If we try the \(\frac{1}{6}\) pieces, we see that exactly \(3\) of them cover the \(\frac{1}{2}\) piece, and exactly \(2\) of them cover the \(\frac{1}{3}\) piece.

If we were to try the \(\frac{1}{12}\) pieces, they would also work.

Even smaller tiles, such as \(\frac{1}{24}\) and \(\frac{1}{48},\) would also exactly cover the \(\frac{1}{2}\) piece and the \(\frac{1}{3}\) piece.

The denominator of the largest piece that covers both fractions is the **least common denominator (LCD)** of the two fractions. So, the least common denominator of \(\frac{1}{2}\) and \(\frac{1}{3}\) is \(6.\)

Notice that all of the tiles that cover \(\frac{1}{2}\) and \(\frac{1}{3}\) have something in common: Their denominators are common multiples of \(2\) and \(3,\) the denominators of \(\frac{1}{2}\) and \(\frac{1}{3}.\) The least common multiple (LCM) of the denominators is \(6,\) and so we say that \(6\) is the least common denominator (LCD) of the fractions \(\frac{1}{2}\) and \(\frac{1}{3}.\)

### Least Common Denominator

The **least common denominator (LCD)** of two fractions is the least common multiple (LCM) of their denominators.

To find the LCD of two fractions, we will find the LCM of their denominators. We follow the procedure we used earlier to find the LCM of two numbers. We only use the denominators of the fractions, not the numerators, when finding the LCD.

## Example

Find the LCD for the fractions \(\frac{7}{12}\) and \(\frac{5}{18}.\)

### Solution

Factor each denominator into its primes. | |

List the primes of 12 and the primes of 18 lining them up in columns when possible. | |

Bring down the columns. | |

Multiply the factors. The product is the LCM. | \(\text{LCM}=36\) |

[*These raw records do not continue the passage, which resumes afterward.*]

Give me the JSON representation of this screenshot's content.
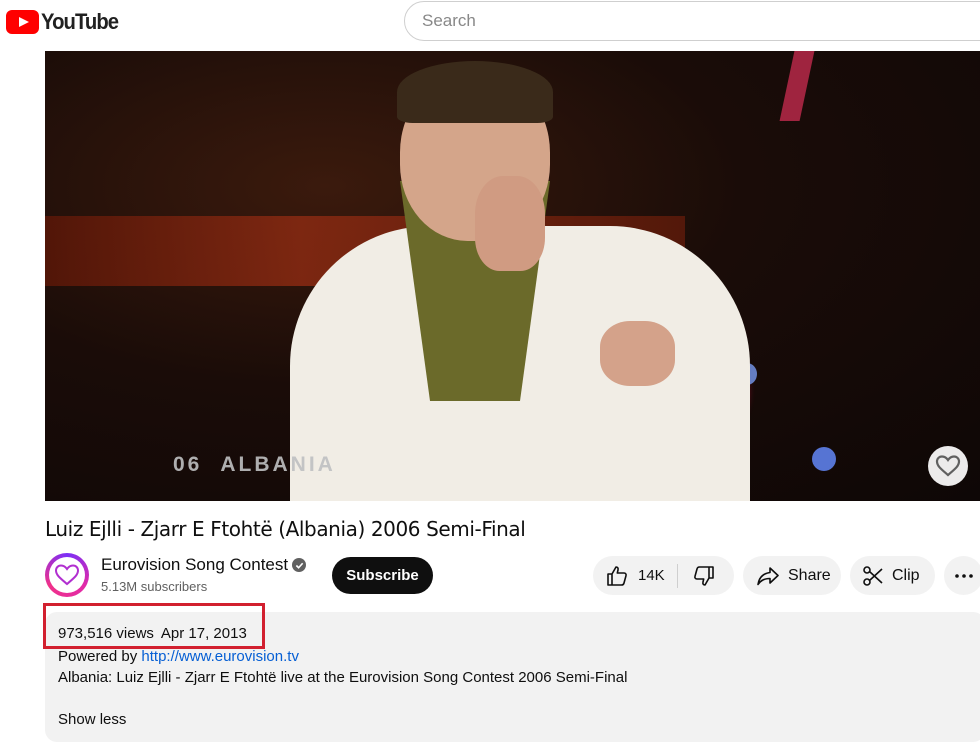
{
  "header": {
    "logo_text": "YouTube",
    "search_placeholder": "Search"
  },
  "video": {
    "overlay_number": "06",
    "overlay_country": "ALBANIA"
  },
  "title": "Luiz Ejlli - Zjarr E Ftohtë (Albania) 2006 Semi-Final",
  "channel": {
    "name": "Eurovision Song Contest",
    "subscribers": "5.13M subscribers",
    "verified_icon": "check-circle-icon"
  },
  "actions": {
    "subscribe_label": "Subscribe",
    "like_count": "14K",
    "share_label": "Share",
    "clip_label": "Clip"
  },
  "description": {
    "views": "973,516 views",
    "date": "Apr 17, 2013",
    "powered_by": "Powered by ",
    "link": "http://www.eurovision.tv",
    "body": "Albania: Luiz Ejlli - Zjarr E Ftohtë live at the Eurovision Song Contest 2006 Semi-Final",
    "show_less": "Show less"
  },
  "colors": {
    "brand_red": "#ff0000",
    "highlight_box": "#d2202f",
    "link": "#065fd4"
  }
}
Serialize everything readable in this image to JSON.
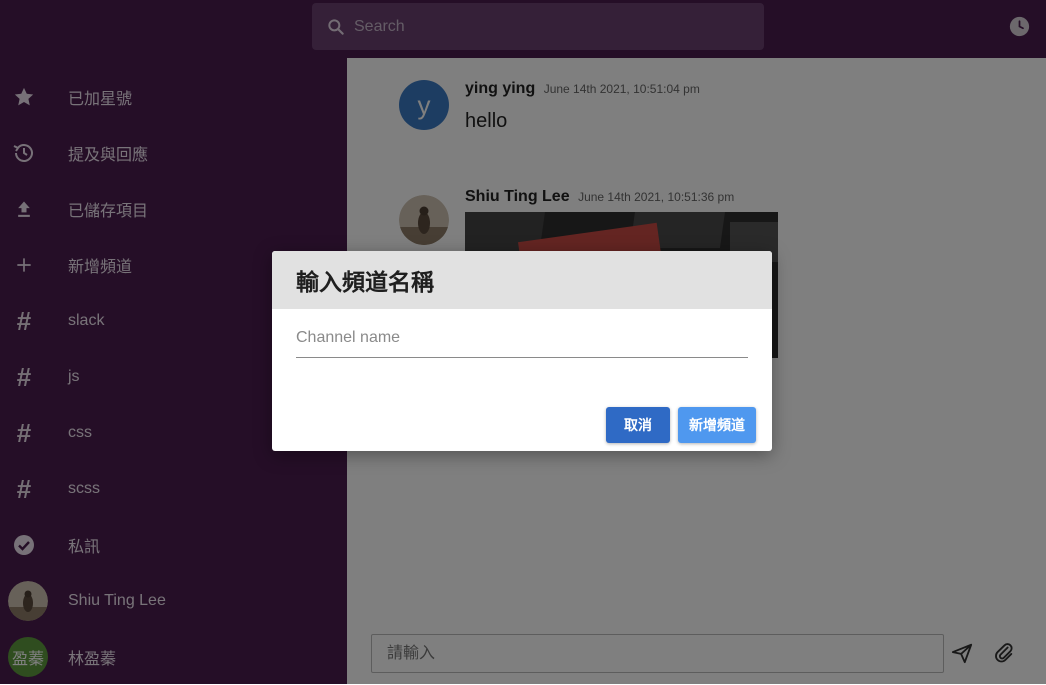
{
  "search": {
    "placeholder": "Search"
  },
  "sidebar": {
    "items": [
      {
        "label": "已加星號",
        "icon": "star-icon"
      },
      {
        "label": "提及與回應",
        "icon": "history-icon"
      },
      {
        "label": "已儲存項目",
        "icon": "upload-icon"
      },
      {
        "label": "新增頻道",
        "icon": "plus-icon"
      },
      {
        "label": "slack",
        "icon": "hash-icon"
      },
      {
        "label": "js",
        "icon": "hash-icon"
      },
      {
        "label": "css",
        "icon": "hash-icon"
      },
      {
        "label": "scss",
        "icon": "hash-icon"
      },
      {
        "label": "私訊",
        "icon": "check-circle-icon"
      }
    ],
    "users": [
      {
        "name": "Shiu Ting Lee",
        "avatar_glyph": ""
      },
      {
        "name": "林盈蓁",
        "avatar_glyph": "盈蓁"
      }
    ]
  },
  "messages": [
    {
      "author": "ying ying",
      "time": "June 14th 2021, 10:51:04 pm",
      "text": "hello",
      "avatar_letter": "y"
    },
    {
      "author": "Shiu Ting Lee",
      "time": "June 14th 2021, 10:51:36 pm",
      "text": ""
    }
  ],
  "composer": {
    "placeholder": "請輸入"
  },
  "modal": {
    "title": "輸入頻道名稱",
    "input_placeholder": "Channel name",
    "cancel_label": "取消",
    "add_label": "新增頻道"
  },
  "colors": {
    "sidebar_bg": "#4a1d4e",
    "primary_button": "#2f6ac5",
    "secondary_button": "#4f98ef",
    "avatar_blue": "#3b7bc4",
    "avatar_green": "#5e9b3f"
  }
}
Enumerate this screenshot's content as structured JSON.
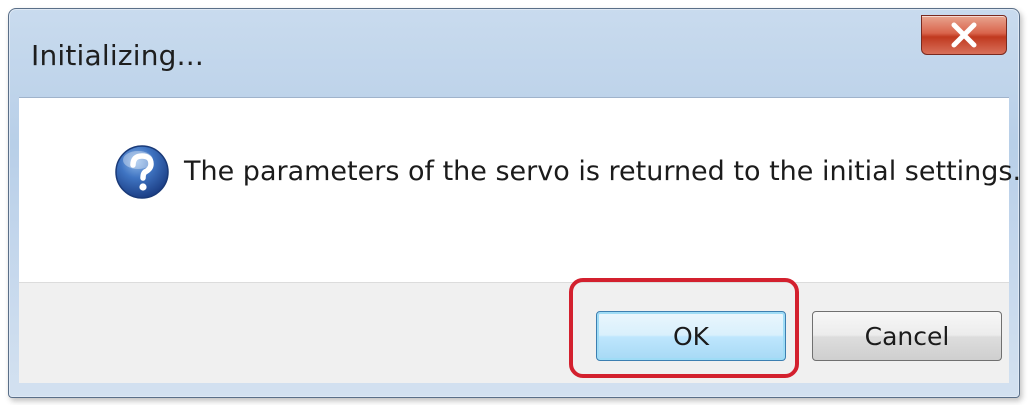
{
  "dialog": {
    "title": "Initializing...",
    "close_icon": "close-icon",
    "message_icon": "question-icon",
    "message": "The parameters of the servo is returned to the initial settings.OK?"
  },
  "buttons": {
    "ok_label": "OK",
    "cancel_label": "Cancel"
  },
  "colors": {
    "highlight": "#d3202e",
    "close_button": "#c0391f",
    "question_icon": "#2a5fa8"
  }
}
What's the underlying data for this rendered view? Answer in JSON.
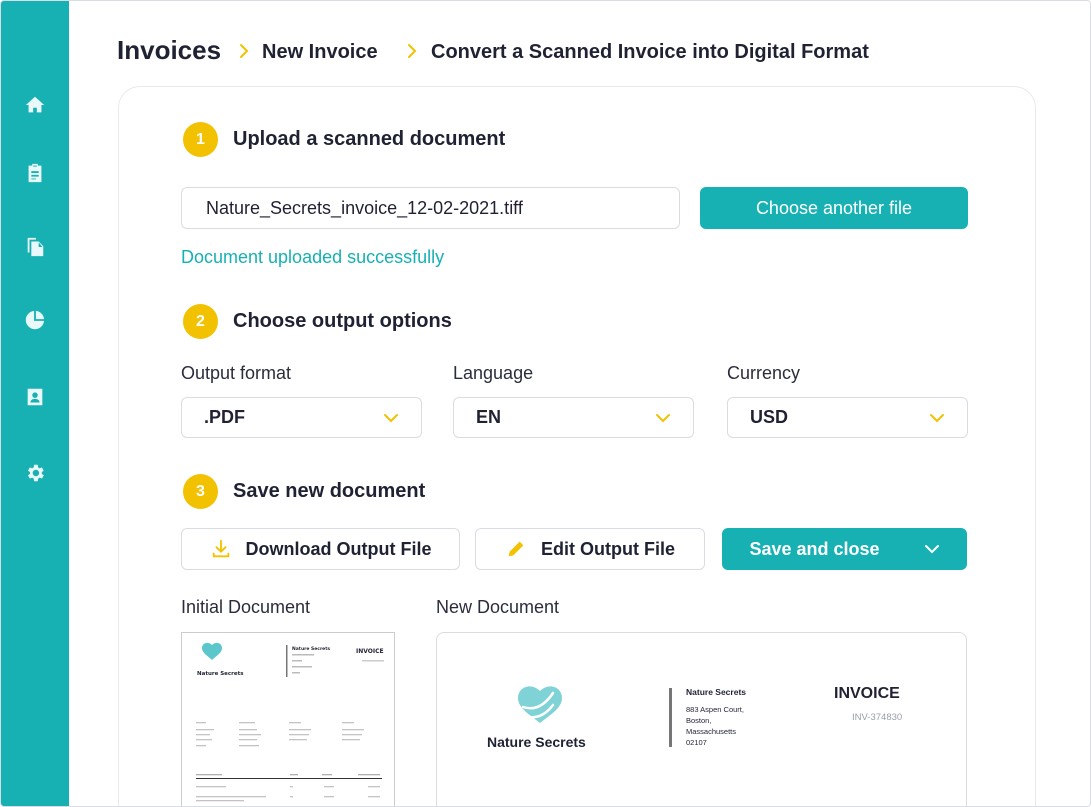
{
  "sidebar": {
    "items": [
      {
        "icon": "home-icon"
      },
      {
        "icon": "clipboard-icon"
      },
      {
        "icon": "documents-icon"
      },
      {
        "icon": "pie-chart-icon"
      },
      {
        "icon": "contact-card-icon"
      },
      {
        "icon": "gear-icon"
      }
    ],
    "accent": "#17b1b4"
  },
  "breadcrumb": {
    "items": [
      "Invoices",
      "New Invoice",
      "Convert a Scanned Invoice into Digital Format"
    ],
    "separator_icon": "chevron-right-icon"
  },
  "steps": {
    "upload": {
      "number": "1",
      "title": "Upload a scanned document",
      "file_name": "Nature_Secrets_invoice_12-02-2021.tiff",
      "choose_button": "Choose another file",
      "status": "Document uploaded successfully"
    },
    "options": {
      "number": "2",
      "title": "Choose output options",
      "output_format": {
        "label": "Output format",
        "value": ".PDF"
      },
      "language": {
        "label": "Language",
        "value": "EN"
      },
      "currency": {
        "label": "Currency",
        "value": "USD"
      }
    },
    "save": {
      "number": "3",
      "title": "Save new document",
      "download_button": "Download Output File",
      "edit_button": "Edit Output File",
      "save_button": "Save and close"
    }
  },
  "preview": {
    "initial_label": "Initial Document",
    "new_label": "New Document",
    "company": "Nature Secrets",
    "invoice_title": "INVOICE",
    "invoice_number": "INV-374830",
    "address": [
      "883 Aspen Court,",
      "Boston,",
      "Massachusetts",
      "02107"
    ]
  },
  "colors": {
    "teal": "#17b1b4",
    "yellow": "#f2c200",
    "text": "#1f2233"
  }
}
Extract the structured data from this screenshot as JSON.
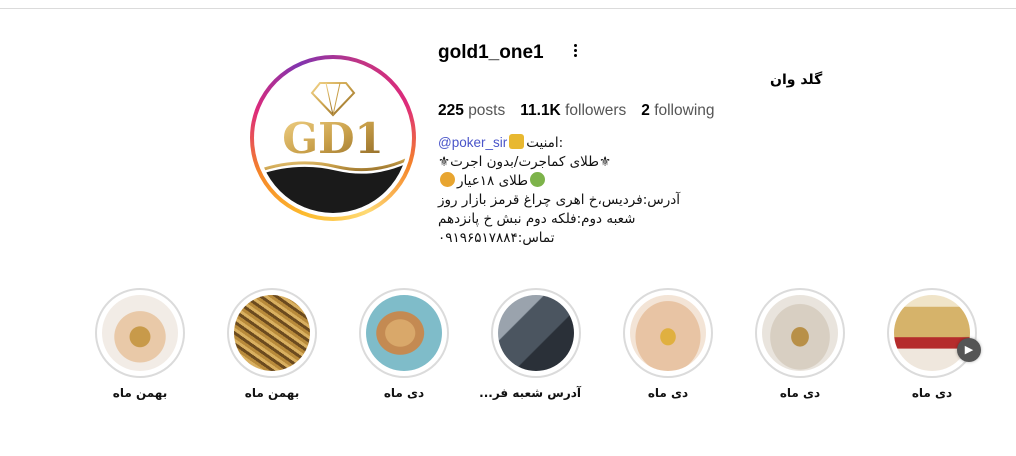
{
  "profile": {
    "username": "gold1_one1",
    "full_name": "گلد وان",
    "stats": {
      "posts_count": "225",
      "posts_label": "posts",
      "followers_count": "11.1K",
      "followers_label": "followers",
      "following_count": "2",
      "following_label": "following"
    },
    "avatar_logo_text": "GD1",
    "bio": {
      "mention": "@poker_sir",
      "line1_text": ":امنیت",
      "line2": "⚜طلای کماجرت/بدون اجرت⚜",
      "line3": "طلای ۱۸عیار",
      "line4": "آدرس:فردیس،خ اهری چراغ قرمز بازار روز",
      "line5": "شعبه دوم:فلکه دوم نبش خ پانزدهم",
      "line6": "تماس:۰۹۱۹۶۵۱۷۸۸۴"
    }
  },
  "highlights": [
    {
      "label": "بهمن ماه",
      "thumb_tag": "@gold1_one1"
    },
    {
      "label": "بهمن ماه"
    },
    {
      "label": "دی ماه"
    },
    {
      "label": "آدرس شعبه فر..."
    },
    {
      "label": "دی ماه"
    },
    {
      "label": "دی ماه"
    },
    {
      "label": "دی ماه"
    }
  ],
  "colors": {
    "gold": "#c9a04a",
    "mention_blue": "#4a55c9",
    "ring_gradient": [
      "#fdbb2d",
      "#f58529",
      "#dd2a7b",
      "#8134af"
    ]
  },
  "icons": {
    "options": "more-options-icon",
    "next": "chevron-right-icon"
  }
}
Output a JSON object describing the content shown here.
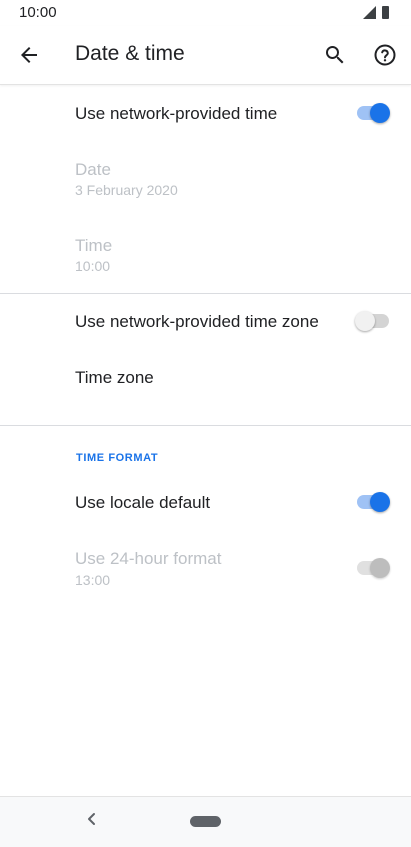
{
  "status_bar": {
    "time": "10:00",
    "icons": [
      "signal-icon",
      "battery-icon"
    ]
  },
  "app_bar": {
    "title": "Date & time",
    "back_icon": "arrow-back-icon",
    "search_icon": "search-icon",
    "help_icon": "help-icon"
  },
  "settings": {
    "network_time": {
      "title": "Use network-provided time",
      "enabled": true
    },
    "date": {
      "title": "Date",
      "value": "3 February 2020",
      "disabled": true
    },
    "time": {
      "title": "Time",
      "value": "10:00",
      "disabled": true
    },
    "network_timezone": {
      "title": "Use network-provided time zone",
      "enabled": false
    },
    "time_zone": {
      "title": "Time zone"
    }
  },
  "time_format": {
    "header": "TIME FORMAT",
    "locale_default": {
      "title": "Use locale default",
      "enabled": true
    },
    "hour24": {
      "title": "Use 24-hour format",
      "value": "13:00",
      "enabled": true,
      "disabled": true
    }
  },
  "colors": {
    "accent": "#1a73e8",
    "track_on": "#9fc2f5",
    "text_primary": "#202124",
    "text_disabled": "#bdc1c6"
  },
  "nav_bar": {
    "back_icon": "nav-back-icon",
    "home_icon": "home-pill-icon"
  }
}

The LCM of 12 and 18 is 36, so the LCD of \(\frac{7}{12}\) and \(\frac{5}{18}\) is 36. | LCD of \(\frac{7}{12}\) and \(\frac{5}{18}\) is 36. |

To find the LCD of two fractions, find the LCM of their denominators. Notice how the steps shown below are similar to the steps we took to find the LCM.

### Finding the Least Common Denominator of Two Fractions

- Factor each denominator into its primes.
- List the primes, matching primes in columns when possible.
- Bring down the columns.
- Multiply the factors. The product is the LCM of the denominators.
- The LCM of the denominators is the LCD of the fractions.

## Example

Find the least common denominator for the fractions \(\frac{8}{15}\) and \(\frac{11}{24}.\)

### Solution

To find the LCD, we find the LCM of the denominators.

Find the LCM of \(15\) and \(24.\)

The LCM of \(15\) and \(24\) is \(120.\) So, the LCD of \(\frac{8}{15}\) and \(\frac{11}{24}\) is \(120.\)